Launch Date: 05/08/1944
Commissioned Date: 07/29/1944
Decommissioned Date: 02/01/1964
Voice Call Sign: Scrappy (60-62), Banknight, Staghound (45)
Data for USS Fletcher (DD-445) as of 1945
Length Overall: 376’ 5"
Beam: 39’ 7"
Draft: 13’ 9"
Standard Displacement: 2,050 tons
Full Load Displacement: 2,940 tons
Fuel capacity: 3,250 barrels
Five 5″/38 caliber guns
Five 40mm twin anti-aircraft mounts
Two 21″ quintuple torpedo tubes
2 General Electric Turbines: 60,000 horsepower
Highest speed on trials: 35.2 knots
Namesake: FRANCIS HOYT GREGORY
FRANCIS HOYT GREGORY
Dictionary of American Naval Fighting Ships (Published 1980)
Francis Hoyt Gregory was born in Norwalk, CT, 9 October 1789. While in the Merchant Service, he was impressed by the British in an incident typical of those which led in part to the War of 1812. After escaping, Gregory was appointed a midshipman 16 January 1809 by President Jefferson and reported to Revenge, commanded by Oliver Hazard Perry. In March 1809 he was transferred to the Gulf Squadron at New Orleans. While serving in Vesuvius and as captain of Gun Boat 162, Gregory participated in the capture of an English brig smuggling slaves into New Orleans and three Spanish pirate ships. During the War of 1812, he served on Lake Ontario under Commodore Isaac Chauncey and participated in attacks on Toronto, Kingston, and Fort George. In August 1814 Gregory was captured by the British; refused parole, he was sent to England and remained there until June 1815.

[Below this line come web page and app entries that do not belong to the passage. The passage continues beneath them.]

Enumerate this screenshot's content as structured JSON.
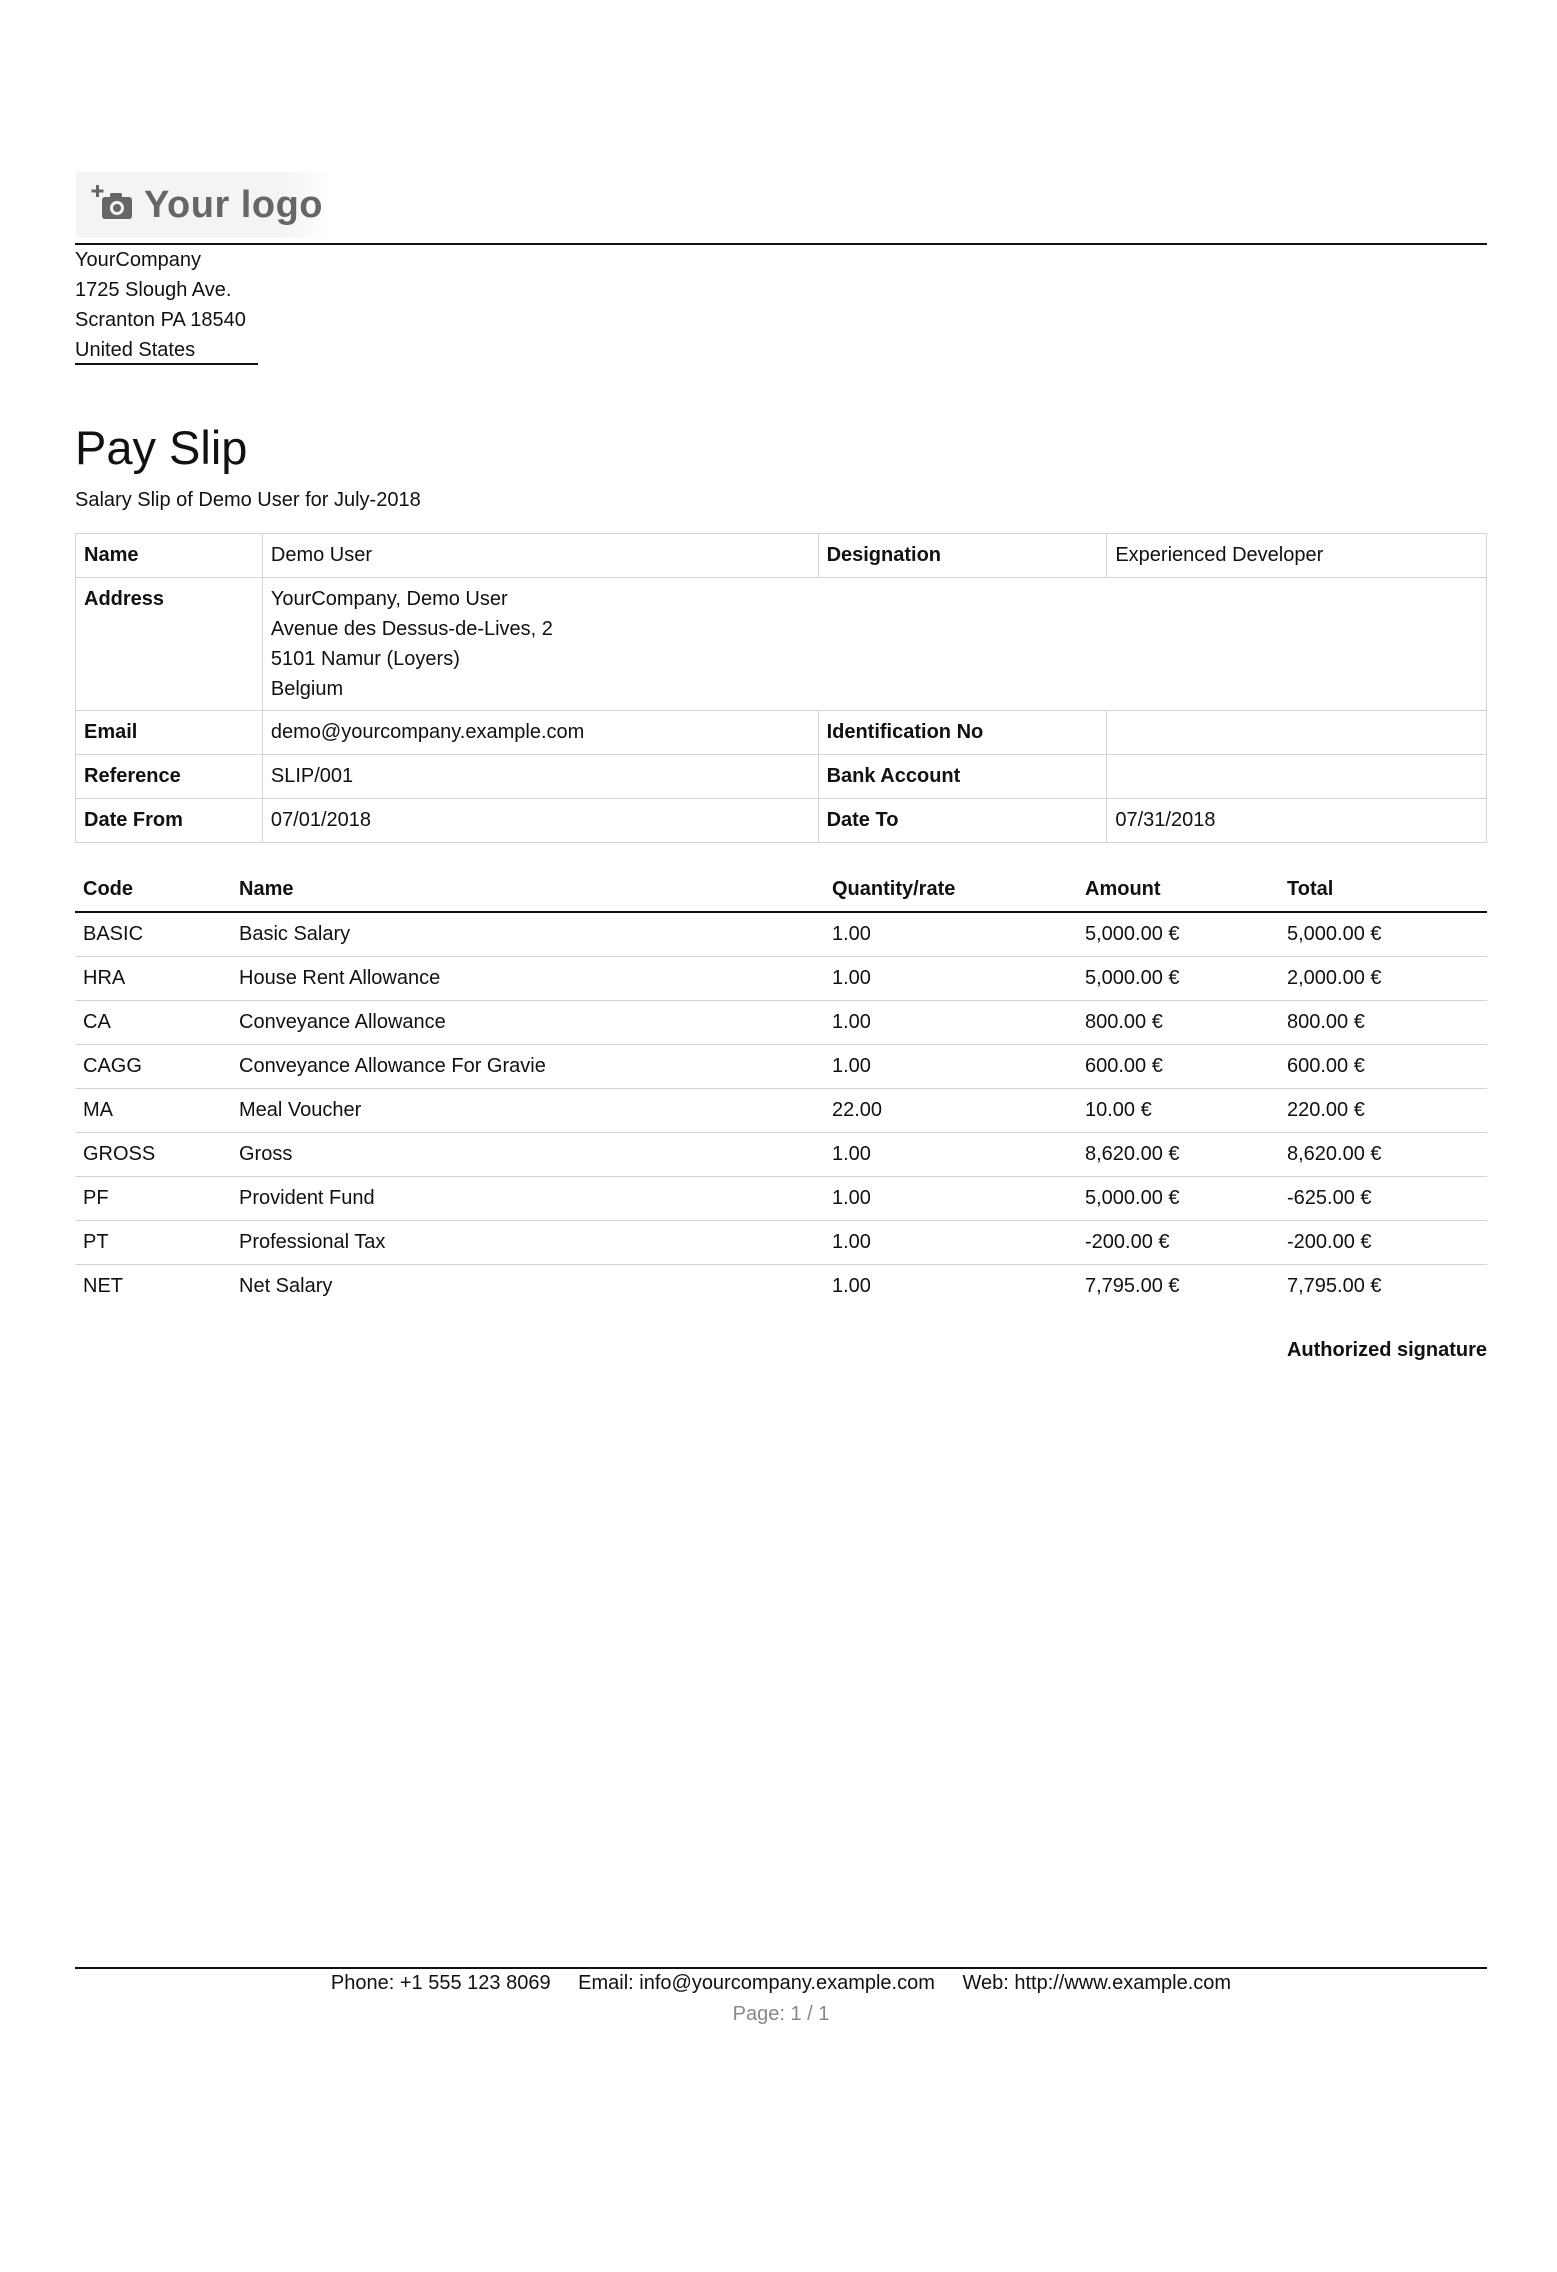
{
  "logo": {
    "text": "Your logo",
    "icon": "camera-add-icon"
  },
  "company": {
    "lines": [
      "YourCompany",
      "1725 Slough Ave.",
      "Scranton PA 18540",
      "United States"
    ]
  },
  "title": "Pay Slip",
  "subtitle": "Salary Slip of Demo User for July-2018",
  "info": {
    "name_label": "Name",
    "name_value": "Demo User",
    "designation_label": "Designation",
    "designation_value": "Experienced Developer",
    "address_label": "Address",
    "address_lines": [
      "YourCompany, Demo User",
      "Avenue des Dessus-de-Lives, 2",
      "5101 Namur (Loyers)",
      "Belgium"
    ],
    "email_label": "Email",
    "email_value": "demo@yourcompany.example.com",
    "identification_label": "Identification No",
    "identification_value": "",
    "reference_label": "Reference",
    "reference_value": "SLIP/001",
    "bank_label": "Bank Account",
    "bank_value": "",
    "date_from_label": "Date From",
    "date_from_value": "07/01/2018",
    "date_to_label": "Date To",
    "date_to_value": "07/31/2018"
  },
  "lines_table": {
    "headers": [
      "Code",
      "Name",
      "Quantity/rate",
      "Amount",
      "Total"
    ],
    "rows": [
      [
        "BASIC",
        "Basic Salary",
        "1.00",
        "5,000.00 €",
        "5,000.00 €"
      ],
      [
        "HRA",
        "House Rent Allowance",
        "1.00",
        "5,000.00 €",
        "2,000.00 €"
      ],
      [
        "CA",
        "Conveyance Allowance",
        "1.00",
        "800.00 €",
        "800.00 €"
      ],
      [
        "CAGG",
        "Conveyance Allowance For Gravie",
        "1.00",
        "600.00 €",
        "600.00 €"
      ],
      [
        "MA",
        "Meal Voucher",
        "22.00",
        "10.00 €",
        "220.00 €"
      ],
      [
        "GROSS",
        "Gross",
        "1.00",
        "8,620.00 €",
        "8,620.00 €"
      ],
      [
        "PF",
        "Provident Fund",
        "1.00",
        "5,000.00 €",
        "-625.00 €"
      ],
      [
        "PT",
        "Professional Tax",
        "1.00",
        "-200.00 €",
        "-200.00 €"
      ],
      [
        "NET",
        "Net Salary",
        "1.00",
        "7,795.00 €",
        "7,795.00 €"
      ]
    ]
  },
  "signature": "Authorized signature",
  "footer": {
    "phone": "Phone: +1 555 123 8069",
    "email": "Email: info@yourcompany.example.com",
    "web": "Web: http://www.example.com",
    "page": "Page: 1 / 1"
  }
}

After he was released by the British, Gregory joined the Mediterranean Squadron and operated along the North African coast until 1821. In that year he became captain of Grampus and spent the following 2 years cruising the West Indies, to suppress piracy. While in the Indies, Gregory captured the notorious pirate brig Panchita and destroyed several other pirate ships. After fitting out the frigate Brandywine, destined to carry LaFayette back to France, in 1824, Gregory sailed a 64 gun frigate to Greece for the revolutionary government. From 1824-1828 he served at the New York Navy Yard, and in 1831 reported to the Pacific Station for a 3-year cruise in command of Falmouth. Gregory served as commander of the Station for 1 year.
From the Pacific, Gregory-appointed Captain in 1838-sailed to the Gulf of Mexico, where he commanded North Carolina and Raritan and served in the blockade of the Mexican coast during the war with that country. After the Mexican War, Gregory commanded the squadron off the African coast, with Portsmouth as his flagship, until June 1851. Returning to the States, he became Commandant of the Boston Navy Yard in May 1852 and served there through February 1856. His subsequent retirement ended a navy career which spanned nearly 50 years. When the bloody Civil War rolled across the land, Gregory returned to naval service to superintend the building and fitting out of naval vessels in private shipyards. Promoted to Rear Admiral 16 July 1862, he served throughout the 4 years of war and then retired again. Admiral Gregory died 4 October 1866 in Brooklyn, and was buried at New Haven, CT.
Moored non-operable training ship, San Diego (05/01/1966 to 1/1971). Renamed INDOCTRINATOR 05/20/1966. Designated for use as target. Towed to and moored off San Clemente Island. During a storm, the ship broke her moorings and ran aground 03/04/1971. Still argound. To be retained for research and development experiments. Now no more than hulk.